Stereolab’s discography is a maze. There’s albums, singles, 10” records, 3” CDs, two-disc CD compilations, split singles, art installations, limited-edition 7” records with hand-painted cover art, a box set containing three CDs, one DVD, and eight stickers… it goes on and on. Each release has striking, colorful cover art and music to match. A complete collection of Stereolab releases would resemble an art museum, or perhaps a curio collection. Even with this level of depth, there are types of release missing from their discography. A notable one is a live album. Another is a greatest hits album: a compact survey of their career, a “beginner’s guide to Stereolab”.
The single-disc Serene Velocity: A Stereolab Anthology is that introductory guide. Or is it? It contains 16 songs, in chronological order by original release date, 1993 to 2004. Those aren’t all of the Stereolab years—the first couple years aren’t covered, and neither are the last couple. It’s more or less the Elektra Years, and the bulk of their proper albums were released by Elektra, so it does survey most of their career, starting with the 7” version of “Jenny Ondioline” and ending with one track from 2004’s Margerine Eclipse album, with one-to-three songs from each album in between. But how does a greatest-hits album work without hits? Or if gathering together hits or singles isn’t the purpose, what is? With collections like this, it can be hard to determine the goal, outside of gaining additional sales for previously released material. Presumably the point of Serene Velocity is to be a gateway, to hook new listeners on Stereolab. But wouldn’t almost any Stereolab release do the same? So it’s about marketing, then.

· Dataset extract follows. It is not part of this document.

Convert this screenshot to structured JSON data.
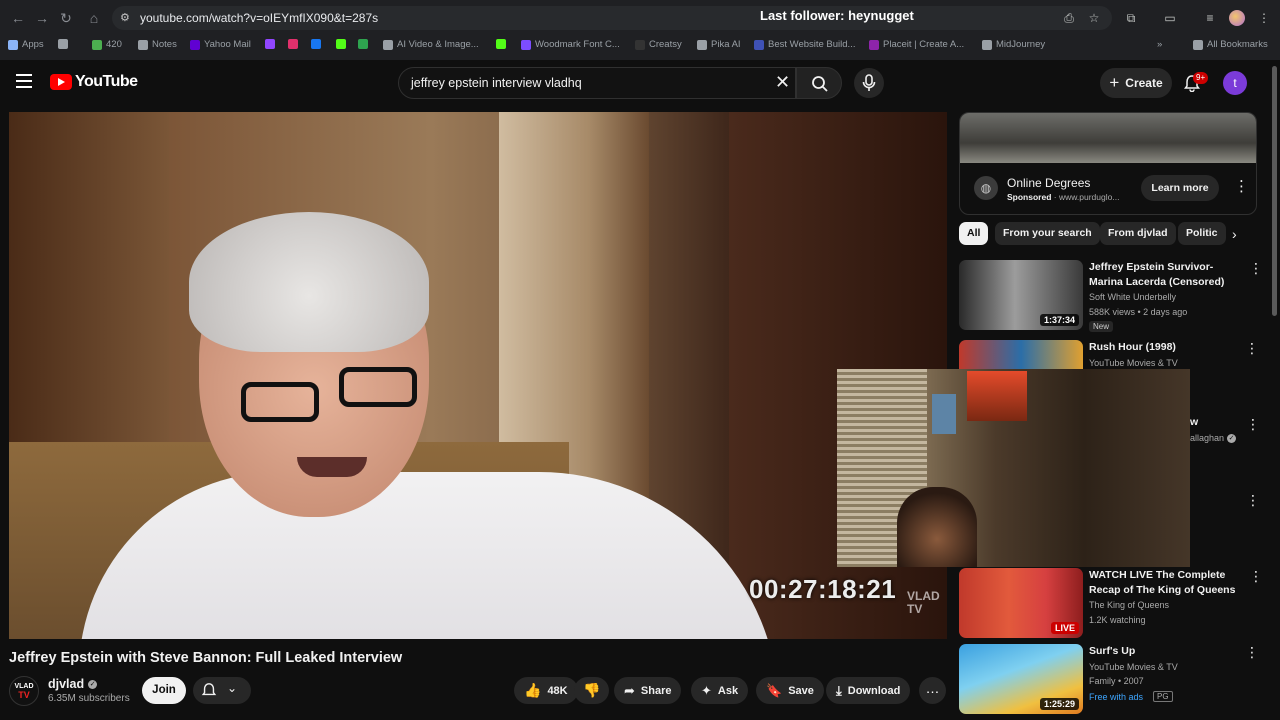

Stereolab is a band with its own distinct musical personality, one not easily summarized but easily recognized. Start with a Neu!-like groove—bearing strong Velvet Underground overtones in the earliest years—and add a pop sense for melody, with echoes of bubblegum, of exotica, of Beach Boys and bossa nova. And don’t forget about all the keyboards, the Moogs, the way those gave their music future-science surfaces. And then there’s the sleek, gorgeous vocal harmonies, from lead singer Laetita Sadier and keyboardist/singer Mary Hansen, who died in a tragic bicycle accident in 2002. Their sound may be a pastiche of others’, but its influence is quickly heard in legions of other sound-oriented groups, from indie-label pop groups veering towards copycat realms to hip-hop producers like the late J Dilla, a Stereolab fanatic who incorporated samples of their music into his and even recruited Sadier to sing on a Common track. His love for their music might seem unlikely, unless you recognize Stereolab’s own enthusiasm for the science of sound, for atmosphere and for what happens when styles clash in the air. That’s evident on any given Stereolab song, including those captured here.

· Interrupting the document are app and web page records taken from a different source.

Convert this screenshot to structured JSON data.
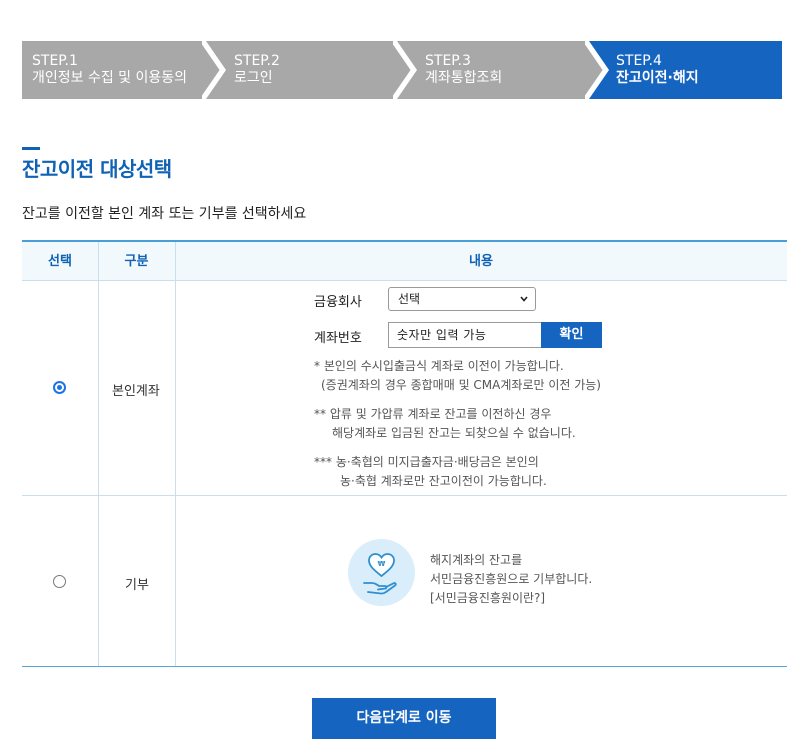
{
  "steps": [
    {
      "num": "STEP.1",
      "label": "개인정보 수집 및 이용동의",
      "active": false
    },
    {
      "num": "STEP.2",
      "label": "로그인",
      "active": false
    },
    {
      "num": "STEP.3",
      "label": "계좌통합조회",
      "active": false
    },
    {
      "num": "STEP.4",
      "label": "잔고이전·해지",
      "active": true
    }
  ],
  "colors": {
    "step_inactive": "#a8a8a8",
    "step_active": "#1565c0",
    "accent": "#0f62b4"
  },
  "page": {
    "title": "잔고이전 대상선택",
    "subtitle": "잔고를 이전할 본인 계좌 또는 기부를 선택하세요"
  },
  "table": {
    "headers": {
      "select": "선택",
      "category": "구분",
      "content": "내용"
    },
    "rows": [
      {
        "category": "본인계좌",
        "selected": true,
        "company_label": "금융회사",
        "company_value": "선택",
        "account_label": "계좌번호",
        "account_placeholder": "숫자만 입력 가능",
        "confirm_label": "확인",
        "notes": [
          {
            "line1": "* 본인의 수시입출금식 계좌로 이전이 가능합니다.",
            "line2": "(증권계좌의 경우 종합매매 및 CMA계좌로만 이전 가능)"
          },
          {
            "line1": "** 압류 및 가압류 계좌로 잔고를 이전하신 경우",
            "line2": "해당계좌로 입금된 잔고는 되찾으실 수 없습니다."
          },
          {
            "line1": "*** 농·축협의 미지급출자금·배당금은 본인의",
            "line2": "농·축협 계좌로만 잔고이전이 가능합니다."
          }
        ]
      },
      {
        "category": "기부",
        "selected": false,
        "icon": "donation-heart-hand-icon",
        "donate_line1": "해지계좌의 잔고를",
        "donate_line2": "서민금융진흥원으로 기부합니다.",
        "donate_link": "[서민금융진흥원이란?]"
      }
    ]
  },
  "next_button": "다음단계로 이동"
}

Stereolab’s sound is distinct enough that critics are often in danger of reducing them to it, of simplifying their music down to one monolithic sound. In its own way, Serene Velocity falls into that trap, perhaps inevitably, but also through effort.
It’s true in a sense: every Stereolab release sounds alike. But each release also sounds quite different from the others. Within their basic style, there’s much variety, from the more rock-directed approach of Transient Random-Noise Bursts With Announcements (1993) and the space-funk of Emperor Tomato Ketchup (1995) to the jazzier, more worldly nature of Cobra and Phases Group Play Voltage In the Milky Night (1999) and the dreamland lullabies of Sound-Dust (2001).

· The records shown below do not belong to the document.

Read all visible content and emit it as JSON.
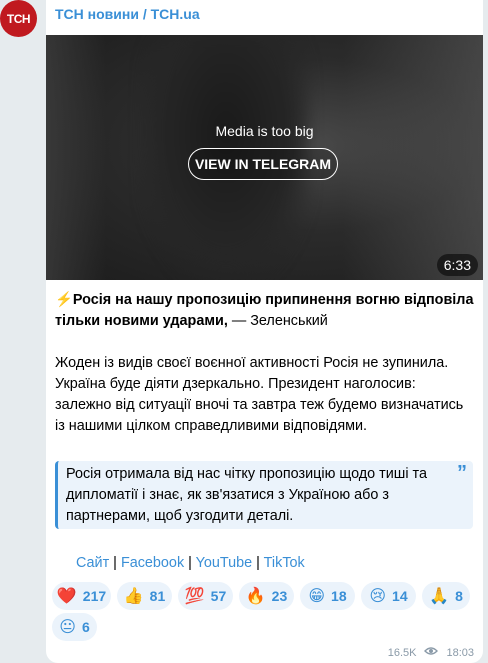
{
  "channel": {
    "name": "ТСН новини / TCH.ua",
    "avatar_text": "TCH"
  },
  "media": {
    "notice": "Media is too big",
    "button_label": "VIEW IN TELEGRAM",
    "duration": "6:33"
  },
  "post": {
    "headline_bold": "⚡️Росія на нашу пропозицію припинення вогню відповіла тільки новими ударами,",
    "headline_tail": " — Зеленський",
    "body": "Жоден із видів своєї воєнної активності Росія не зупинила. Україна буде діяти дзеркально. Президент наголосив: залежно від ситуації вночі та завтра теж будемо визначатись із нашими цілком справедливими відповідями.",
    "quote": "Росія отримала від нас чітку пропозицію щодо тиші та дипломатії і знає, як зв'язатися з Україною або з партнерами, щоб узгодити деталі."
  },
  "links": [
    {
      "label": "Сайт"
    },
    {
      "label": "Facebook"
    },
    {
      "label": "YouTube"
    },
    {
      "label": "TikTok"
    }
  ],
  "link_separator": " | ",
  "reactions": [
    {
      "emoji": "❤️",
      "count": "217"
    },
    {
      "emoji": "👍",
      "count": "81"
    },
    {
      "emoji": "💯",
      "count": "57"
    },
    {
      "emoji": "🔥",
      "count": "23"
    },
    {
      "emoji": "😁",
      "count": "18"
    },
    {
      "emoji": "😢",
      "count": "14"
    },
    {
      "emoji": "🙏",
      "count": "8"
    },
    {
      "emoji": "😐",
      "count": "6"
    }
  ],
  "meta": {
    "views": "16.5K",
    "time": "18:03"
  },
  "colors": {
    "accent": "#3a8fd6",
    "avatar": "#c0191f",
    "background": "#e6ebee"
  }
}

Serene Velocity nominally tries to acknowledge these differences, through the chronological song order and the generic-rock-critic-style song descriptions, written by Mike McGonigal, in the liner notes. But in song choice it tends to gloss over these differences, by always choosing the catchy, mid-tempo pop moments that stick closest to the stereotypical Stereolab sound, and mostly ignoring the songs that would truly demonstrate the breadth of their discography.
Through its chronological order, it’s structured not as a mix, but as a history lesson, or as an example of the group’s range across the years. And it fails by not shedding light on either. If it’s meant as an absolute “the best of Stereolab” it also fails, not just because that’s a subjective distinction, but because the song choice is never adventurous, never surprising, and (partly through the limitations of record-label affiliation) leaves out many truly spectacular moments. And if it’s meant as a pleasurable mix, built around how the songs sound best together, it especially fails.
Instead, it is what it is: a middle-of-the-road collection meant to introduce brand-new listeners to “the Stereolab sound”. And as such, it’s enjoyable, as the music itself can’t be damaged merely through its presentation. But I can’t escape the feeling that any Stereolab fan, selected at random, could come up with a better release, one where the song sequence makes a specific impact.
As a Stereolab release, it’s hard to justify, particularly today when nearly any song can be downloaded from iTunes or similar retailers. Choose a song from each Stereolab album and mix them up, and you’re likely to get just as compelling a collection, as this one isn’t particularly well-sequenced, and doesn’t do anything to present Stereolab in a particular context. In fact, context seems irrelevant to the album’s creators, as does continuity.
At what point will this type of extraneous release be made obsolete? I can think of plenty of singles compilations and greatest-hits albums that offer a strong argument for the form’s relevance, but this certainly isn’t one.
// Sound Affects
"The man whose songs were recorded by Johnny Cash, Alan Jackson, Ricky Skaggs, David Allan Coe, The Highwaymen, and countless others succumbs to time’s cruel cue that the only token of permanence we have to offer are the effects of shared moments and memories.READ the article